● The task: Among the entries below, which lines include the string "RVSP"? Show each one.

● Saved entries:
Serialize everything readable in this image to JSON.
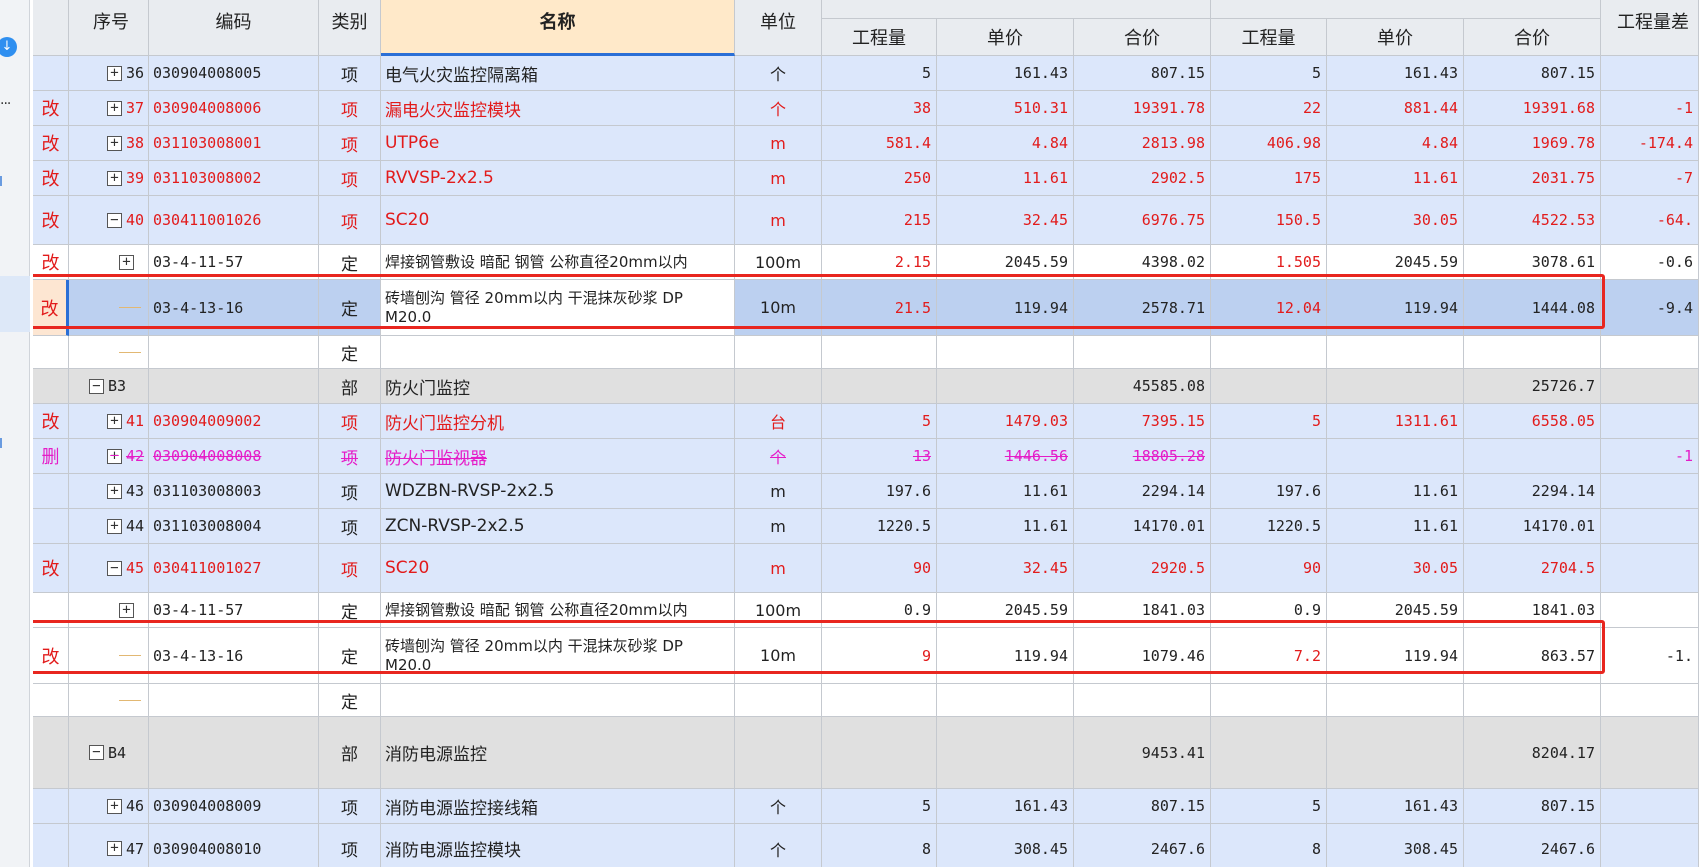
{
  "left_panel": {
    "download_icon": "download-icon",
    "more_label": "···"
  },
  "headers": {
    "seq": "序号",
    "code": "编码",
    "type": "类别",
    "name": "名称",
    "unit": "单位",
    "group_a": "",
    "group_b": "",
    "qty_diff": "工程量差",
    "qty": "工程量",
    "price": "单价",
    "total": "合价"
  },
  "rows": [
    {
      "status": "item",
      "flag": "",
      "toggle": "+",
      "seq": "36",
      "code": "030904008005",
      "type": "项",
      "name": "电气火灾监控隔离箱",
      "unit": "个",
      "a_qty": "5",
      "a_price": "161.43",
      "a_total": "807.15",
      "b_qty": "5",
      "b_price": "161.43",
      "b_total": "807.15",
      "diff": "",
      "color": ""
    },
    {
      "status": "item",
      "flag": "改",
      "toggle": "+",
      "seq": "37",
      "code": "030904008006",
      "type": "项",
      "name": "漏电火灾监控模块",
      "unit": "个",
      "a_qty": "38",
      "a_price": "510.31",
      "a_total": "19391.78",
      "b_qty": "22",
      "b_price": "881.44",
      "b_total": "19391.68",
      "diff": "-1",
      "color": "red"
    },
    {
      "status": "item",
      "flag": "改",
      "toggle": "+",
      "seq": "38",
      "code": "031103008001",
      "type": "项",
      "name": "UTP6e",
      "unit": "m",
      "a_qty": "581.4",
      "a_price": "4.84",
      "a_total": "2813.98",
      "b_qty": "406.98",
      "b_price": "4.84",
      "b_total": "1969.78",
      "diff": "-174.4",
      "color": "red"
    },
    {
      "status": "item",
      "flag": "改",
      "toggle": "+",
      "seq": "39",
      "code": "031103008002",
      "type": "项",
      "name": "RVVSP-2x2.5",
      "unit": "m",
      "a_qty": "250",
      "a_price": "11.61",
      "a_total": "2902.5",
      "b_qty": "175",
      "b_price": "11.61",
      "b_total": "2031.75",
      "diff": "-7",
      "color": "red"
    },
    {
      "status": "item",
      "flag": "改",
      "toggle": "−",
      "seq": "40",
      "code": "030411001026",
      "type": "项",
      "name": "SC20",
      "unit": "m",
      "a_qty": "215",
      "a_price": "32.45",
      "a_total": "6976.75",
      "b_qty": "150.5",
      "b_price": "30.05",
      "b_total": "4522.53",
      "diff": "-64.",
      "color": "red"
    },
    {
      "status": "quota",
      "flag": "改",
      "toggle": "+",
      "seq": "",
      "code": "03-4-11-57",
      "type": "定",
      "name": "焊接钢管敷设 暗配 钢管 公称直径20mm以内",
      "unit": "100m",
      "a_qty": "2.15",
      "a_price": "2045.59",
      "a_total": "4398.02",
      "b_qty": "1.505",
      "b_price": "2045.59",
      "b_total": "3078.61",
      "diff": "-0.6",
      "color": "partial"
    },
    {
      "status": "sel",
      "flag": "改",
      "toggle": "",
      "seq": "",
      "code": "03-4-13-16",
      "type": "定",
      "name": "砖墙刨沟 管径 20mm以内 干混抹灰砂浆 DP M20.0",
      "unit": "10m",
      "a_qty": "21.5",
      "a_price": "119.94",
      "a_total": "2578.71",
      "b_qty": "12.04",
      "b_price": "119.94",
      "b_total": "1444.08",
      "diff": "-9.4",
      "color": "partial"
    },
    {
      "status": "quota",
      "flag": "",
      "toggle": "",
      "seq": "",
      "code": "",
      "type": "定",
      "name": "",
      "unit": "",
      "a_qty": "",
      "a_price": "",
      "a_total": "",
      "b_qty": "",
      "b_price": "",
      "b_total": "",
      "diff": "",
      "color": ""
    },
    {
      "status": "section",
      "flag": "",
      "toggle": "−",
      "seq": "B3",
      "code": "",
      "type": "部",
      "name": "防火门监控",
      "unit": "",
      "a_qty": "",
      "a_price": "",
      "a_total": "45585.08",
      "b_qty": "",
      "b_price": "",
      "b_total": "25726.7",
      "diff": "",
      "color": ""
    },
    {
      "status": "item",
      "flag": "改",
      "toggle": "+",
      "seq": "41",
      "code": "030904009002",
      "type": "项",
      "name": "防火门监控分机",
      "unit": "台",
      "a_qty": "5",
      "a_price": "1479.03",
      "a_total": "7395.15",
      "b_qty": "5",
      "b_price": "1311.61",
      "b_total": "6558.05",
      "diff": "",
      "color": "red"
    },
    {
      "status": "item",
      "flag": "删",
      "toggle": "+",
      "seq": "42",
      "code": "030904008008",
      "type": "项",
      "name": "防火门监视器",
      "unit": "个",
      "a_qty": "13",
      "a_price": "1446.56",
      "a_total": "18805.28",
      "b_qty": "",
      "b_price": "",
      "b_total": "",
      "diff": "-1",
      "color": "pink"
    },
    {
      "status": "item",
      "flag": "",
      "toggle": "+",
      "seq": "43",
      "code": "031103008003",
      "type": "项",
      "name": "WDZBN-RVSP-2x2.5",
      "unit": "m",
      "a_qty": "197.6",
      "a_price": "11.61",
      "a_total": "2294.14",
      "b_qty": "197.6",
      "b_price": "11.61",
      "b_total": "2294.14",
      "diff": "",
      "color": ""
    },
    {
      "status": "item",
      "flag": "",
      "toggle": "+",
      "seq": "44",
      "code": "031103008004",
      "type": "项",
      "name": "ZCN-RVSP-2x2.5",
      "unit": "m",
      "a_qty": "1220.5",
      "a_price": "11.61",
      "a_total": "14170.01",
      "b_qty": "1220.5",
      "b_price": "11.61",
      "b_total": "14170.01",
      "diff": "",
      "color": ""
    },
    {
      "status": "item",
      "flag": "改",
      "toggle": "−",
      "seq": "45",
      "code": "030411001027",
      "type": "项",
      "name": "SC20",
      "unit": "m",
      "a_qty": "90",
      "a_price": "32.45",
      "a_total": "2920.5",
      "b_qty": "90",
      "b_price": "30.05",
      "b_total": "2704.5",
      "diff": "",
      "color": "red"
    },
    {
      "status": "quota",
      "flag": "",
      "toggle": "+",
      "seq": "",
      "code": "03-4-11-57",
      "type": "定",
      "name": "焊接钢管敷设 暗配 钢管 公称直径20mm以内",
      "unit": "100m",
      "a_qty": "0.9",
      "a_price": "2045.59",
      "a_total": "1841.03",
      "b_qty": "0.9",
      "b_price": "2045.59",
      "b_total": "1841.03",
      "diff": "",
      "color": ""
    },
    {
      "status": "quota",
      "flag": "改",
      "toggle": "",
      "seq": "",
      "code": "03-4-13-16",
      "type": "定",
      "name": "砖墙刨沟 管径 20mm以内 干混抹灰砂浆 DP M20.0",
      "unit": "10m",
      "a_qty": "9",
      "a_price": "119.94",
      "a_total": "1079.46",
      "b_qty": "7.2",
      "b_price": "119.94",
      "b_total": "863.57",
      "diff": "-1.",
      "color": "partial"
    },
    {
      "status": "quota",
      "flag": "",
      "toggle": "",
      "seq": "",
      "code": "",
      "type": "定",
      "name": "",
      "unit": "",
      "a_qty": "",
      "a_price": "",
      "a_total": "",
      "b_qty": "",
      "b_price": "",
      "b_total": "",
      "diff": "",
      "color": ""
    },
    {
      "status": "section",
      "flag": "",
      "toggle": "−",
      "seq": "B4",
      "code": "",
      "type": "部",
      "name": "消防电源监控",
      "unit": "",
      "a_qty": "",
      "a_price": "",
      "a_total": "9453.41",
      "b_qty": "",
      "b_price": "",
      "b_total": "8204.17",
      "diff": "",
      "color": ""
    },
    {
      "status": "item",
      "flag": "",
      "toggle": "+",
      "seq": "46",
      "code": "030904008009",
      "type": "项",
      "name": "消防电源监控接线箱",
      "unit": "个",
      "a_qty": "5",
      "a_price": "161.43",
      "a_total": "807.15",
      "b_qty": "5",
      "b_price": "161.43",
      "b_total": "807.15",
      "diff": "",
      "color": ""
    },
    {
      "status": "item",
      "flag": "",
      "toggle": "+",
      "seq": "47",
      "code": "030904008010",
      "type": "项",
      "name": "消防电源监控模块",
      "unit": "个",
      "a_qty": "8",
      "a_price": "308.45",
      "a_total": "2467.6",
      "b_qty": "8",
      "b_price": "308.45",
      "b_total": "2467.6",
      "diff": "",
      "color": ""
    }
  ]
}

● Answer to the exercise:
      "name": "WDZBN-RVSP-2x2.5",
      "name": "ZCN-RVSP-2x2.5",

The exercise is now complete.